    • GLMMs can incorporate both fixed effects (like policy changes or training programs) and random effects (like individual officer variability or specific community characteristics) to better understand what factors are associated with the likelihood of fatal shootings.
  4. Temporal and Spatial Analysis:
    • Temporal GLMMs can analyze time trends to see if there are particular periods when shootings are more likely. Spatial GLMMs can identify regional clusters, helping to highlight if there are areas with higher-than-expected incidents of fatal shootings.
  5. Demographic Analysis:
    • They can be used to explore demographic discrepancies. By including race, gender, age, and socioeconomic status as predictors, researchers can determine how these factors might influence the risk of being involved in a fatal shooting.
  6. Policy Evaluation:
    • By comparing periods before and after policy implementations, GLMMs can evaluate the effectiveness of new policies. If a department implements body cameras or new training programs, for instance, GLMMs can help determine if these changes have statistically significant effects on shooting incidents.
  7. Risk Factor Identification:
    • GLMMs can be used to identify and quantify risk factors associated with shootings.

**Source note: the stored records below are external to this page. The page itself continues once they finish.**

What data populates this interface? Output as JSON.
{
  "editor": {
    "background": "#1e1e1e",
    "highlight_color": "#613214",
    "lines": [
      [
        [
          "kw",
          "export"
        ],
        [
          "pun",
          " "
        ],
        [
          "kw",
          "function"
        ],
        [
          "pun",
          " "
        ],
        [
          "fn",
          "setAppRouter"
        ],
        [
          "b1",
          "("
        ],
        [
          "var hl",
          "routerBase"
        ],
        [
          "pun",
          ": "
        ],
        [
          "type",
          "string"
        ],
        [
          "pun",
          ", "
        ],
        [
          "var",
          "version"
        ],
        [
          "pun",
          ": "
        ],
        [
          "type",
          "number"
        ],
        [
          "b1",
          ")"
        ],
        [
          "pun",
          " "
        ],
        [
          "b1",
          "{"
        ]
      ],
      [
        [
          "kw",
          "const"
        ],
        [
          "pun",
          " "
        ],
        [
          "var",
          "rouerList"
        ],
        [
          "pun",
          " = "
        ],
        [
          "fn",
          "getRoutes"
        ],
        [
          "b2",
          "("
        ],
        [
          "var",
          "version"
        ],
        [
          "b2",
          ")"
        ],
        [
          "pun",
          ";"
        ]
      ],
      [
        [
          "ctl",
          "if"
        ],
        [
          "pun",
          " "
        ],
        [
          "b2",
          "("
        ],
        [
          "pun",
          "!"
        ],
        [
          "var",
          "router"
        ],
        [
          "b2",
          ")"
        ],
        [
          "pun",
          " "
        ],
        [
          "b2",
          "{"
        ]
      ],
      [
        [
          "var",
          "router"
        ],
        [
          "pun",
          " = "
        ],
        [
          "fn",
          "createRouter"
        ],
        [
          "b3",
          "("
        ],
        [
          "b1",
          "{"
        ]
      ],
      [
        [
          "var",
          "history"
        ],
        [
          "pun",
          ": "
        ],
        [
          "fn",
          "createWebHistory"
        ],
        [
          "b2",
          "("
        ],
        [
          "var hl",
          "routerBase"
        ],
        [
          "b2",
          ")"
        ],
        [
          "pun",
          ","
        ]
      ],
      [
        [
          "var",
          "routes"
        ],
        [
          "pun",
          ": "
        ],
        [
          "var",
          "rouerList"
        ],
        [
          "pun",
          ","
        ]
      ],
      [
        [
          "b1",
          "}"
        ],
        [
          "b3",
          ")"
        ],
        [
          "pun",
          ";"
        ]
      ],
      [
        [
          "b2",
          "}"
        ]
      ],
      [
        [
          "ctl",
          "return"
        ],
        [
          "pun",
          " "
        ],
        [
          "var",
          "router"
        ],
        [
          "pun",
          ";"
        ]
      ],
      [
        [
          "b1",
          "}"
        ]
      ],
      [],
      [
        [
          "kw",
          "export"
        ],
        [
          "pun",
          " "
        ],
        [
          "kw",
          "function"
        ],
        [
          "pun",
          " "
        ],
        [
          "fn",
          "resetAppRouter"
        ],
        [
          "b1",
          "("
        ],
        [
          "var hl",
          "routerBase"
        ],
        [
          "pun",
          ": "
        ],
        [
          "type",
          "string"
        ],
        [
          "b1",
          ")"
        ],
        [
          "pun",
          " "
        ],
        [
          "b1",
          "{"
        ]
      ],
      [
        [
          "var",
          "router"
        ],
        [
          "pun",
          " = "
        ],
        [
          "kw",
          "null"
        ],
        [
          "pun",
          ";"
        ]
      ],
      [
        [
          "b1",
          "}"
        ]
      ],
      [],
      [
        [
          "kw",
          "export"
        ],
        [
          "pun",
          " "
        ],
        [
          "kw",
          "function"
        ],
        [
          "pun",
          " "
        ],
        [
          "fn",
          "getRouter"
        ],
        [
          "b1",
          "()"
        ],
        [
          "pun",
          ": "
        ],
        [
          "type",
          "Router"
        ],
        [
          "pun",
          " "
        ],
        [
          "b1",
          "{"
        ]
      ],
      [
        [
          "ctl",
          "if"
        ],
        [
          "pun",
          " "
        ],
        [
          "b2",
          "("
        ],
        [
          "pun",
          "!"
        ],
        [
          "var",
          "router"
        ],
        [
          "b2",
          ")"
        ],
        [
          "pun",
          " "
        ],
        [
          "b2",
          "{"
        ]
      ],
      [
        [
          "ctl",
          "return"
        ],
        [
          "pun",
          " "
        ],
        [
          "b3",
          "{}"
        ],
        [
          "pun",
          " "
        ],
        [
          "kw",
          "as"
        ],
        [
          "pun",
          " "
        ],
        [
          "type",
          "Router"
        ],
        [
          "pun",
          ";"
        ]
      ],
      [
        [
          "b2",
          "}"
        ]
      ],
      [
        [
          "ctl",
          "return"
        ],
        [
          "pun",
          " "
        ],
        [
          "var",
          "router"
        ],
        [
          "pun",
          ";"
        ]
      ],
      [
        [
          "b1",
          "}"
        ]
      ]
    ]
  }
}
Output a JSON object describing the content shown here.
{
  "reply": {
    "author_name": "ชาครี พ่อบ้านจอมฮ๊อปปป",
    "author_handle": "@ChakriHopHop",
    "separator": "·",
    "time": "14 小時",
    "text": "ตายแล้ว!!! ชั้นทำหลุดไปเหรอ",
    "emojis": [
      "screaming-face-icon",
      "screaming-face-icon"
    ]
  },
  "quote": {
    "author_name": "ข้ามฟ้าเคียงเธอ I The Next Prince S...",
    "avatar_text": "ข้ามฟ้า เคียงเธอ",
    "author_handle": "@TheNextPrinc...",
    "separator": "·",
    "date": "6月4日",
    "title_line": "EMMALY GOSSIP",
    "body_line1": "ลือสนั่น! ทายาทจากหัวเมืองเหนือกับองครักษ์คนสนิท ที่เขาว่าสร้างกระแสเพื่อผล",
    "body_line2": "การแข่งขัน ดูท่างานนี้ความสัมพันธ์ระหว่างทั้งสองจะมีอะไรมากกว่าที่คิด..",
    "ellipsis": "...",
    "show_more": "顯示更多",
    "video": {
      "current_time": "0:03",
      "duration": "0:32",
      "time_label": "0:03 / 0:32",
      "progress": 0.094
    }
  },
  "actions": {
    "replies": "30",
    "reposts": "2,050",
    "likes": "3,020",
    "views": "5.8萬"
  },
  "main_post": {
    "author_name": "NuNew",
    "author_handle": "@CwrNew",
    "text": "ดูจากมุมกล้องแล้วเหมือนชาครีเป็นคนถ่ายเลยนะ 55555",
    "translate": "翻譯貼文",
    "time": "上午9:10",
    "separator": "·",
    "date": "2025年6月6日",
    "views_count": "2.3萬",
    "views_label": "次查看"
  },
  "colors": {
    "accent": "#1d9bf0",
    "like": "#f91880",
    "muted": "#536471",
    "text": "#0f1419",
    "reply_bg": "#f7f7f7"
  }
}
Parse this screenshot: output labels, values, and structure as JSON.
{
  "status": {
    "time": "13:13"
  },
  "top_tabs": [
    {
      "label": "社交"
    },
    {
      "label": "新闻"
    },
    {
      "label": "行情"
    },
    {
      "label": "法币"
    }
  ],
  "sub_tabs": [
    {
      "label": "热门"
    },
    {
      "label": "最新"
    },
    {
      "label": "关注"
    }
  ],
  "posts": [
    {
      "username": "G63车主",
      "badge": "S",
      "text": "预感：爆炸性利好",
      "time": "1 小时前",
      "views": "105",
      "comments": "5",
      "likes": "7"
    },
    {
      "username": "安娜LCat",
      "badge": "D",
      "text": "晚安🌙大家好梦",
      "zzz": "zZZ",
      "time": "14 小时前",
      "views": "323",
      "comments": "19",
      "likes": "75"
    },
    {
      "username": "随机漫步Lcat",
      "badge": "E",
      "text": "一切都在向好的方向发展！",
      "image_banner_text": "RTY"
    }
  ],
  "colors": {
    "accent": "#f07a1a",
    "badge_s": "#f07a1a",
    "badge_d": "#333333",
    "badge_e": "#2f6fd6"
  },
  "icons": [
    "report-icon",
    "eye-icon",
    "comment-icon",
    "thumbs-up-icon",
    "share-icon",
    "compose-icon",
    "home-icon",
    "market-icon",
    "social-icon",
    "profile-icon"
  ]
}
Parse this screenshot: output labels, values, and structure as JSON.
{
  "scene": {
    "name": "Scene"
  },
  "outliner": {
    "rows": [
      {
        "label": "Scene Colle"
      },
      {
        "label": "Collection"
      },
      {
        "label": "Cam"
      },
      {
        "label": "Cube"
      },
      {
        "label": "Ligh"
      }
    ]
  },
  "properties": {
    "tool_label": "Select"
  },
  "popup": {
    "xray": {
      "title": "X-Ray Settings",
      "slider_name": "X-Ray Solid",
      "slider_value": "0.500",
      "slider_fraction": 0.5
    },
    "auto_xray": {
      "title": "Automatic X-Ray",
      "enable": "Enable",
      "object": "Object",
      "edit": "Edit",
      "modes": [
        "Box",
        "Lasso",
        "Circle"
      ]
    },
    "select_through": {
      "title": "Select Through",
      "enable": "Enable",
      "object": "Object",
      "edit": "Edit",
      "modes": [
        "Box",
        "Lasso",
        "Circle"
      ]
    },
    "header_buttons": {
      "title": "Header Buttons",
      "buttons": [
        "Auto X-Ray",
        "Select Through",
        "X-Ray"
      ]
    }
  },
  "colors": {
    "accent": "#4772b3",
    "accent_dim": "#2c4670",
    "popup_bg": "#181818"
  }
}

This might include the presence of weapons, signs of mental illness, or indicators of aggressive behavior.
  8. Robust Estimation:
    • These models use maximum likelihood estimation techniques, which are robust to various types of data and can provide valid inferences even when data do not meet the strict assumptions of traditional linear models.

In the end, the results from GLMMs can inform policy makers, guide training programs for officers, shape community policing initiatives, and identify the most impactful areas for intervention to reduce the incidence of fatal police shootings. The interpretability of these models, however, requires expertise to ensure that the random and fixed effects are appropriately accounted for and that the results are understood within the context of the complex social structures they aim to represent.


In our investigation into fatal police shootings, we’ve discerned intriguing temporal trends of flee statuses and spatial patterns in Arizona. A monthly breakdown exposed fluctuations in encounters, with distinct patterns for flee statuses categorized as car, foot, not fleeing, and other. Utilizing K-means clustering, we pinpointed three clusters in Arizona, indicating geographical concentrations of shootings. Specifically, Phoenix emerged as a hotspot with 113 incidents, notably more than Tucson’s 51, and far exceeding Mesa, Glendale, and Tempe. Further analysis within Phoenix identified the Chinle Agency in Apache County with a high count of 15 incidents. Addresses like North 20th Street and East Camelback Road also emerged as significant, albeit less frequent, locations. Our next phase will segment data by race to examine disparities within Phoenix, adding depth to our understanding of these fatal interactions. I’m eager to delve into these racial dimensions in our subsequent classes and welcome any insights or queries you might have.

This paragraph provides a succinct summary of your findings and future research directions in a classroom setting, fitting your request for a 15-line limit.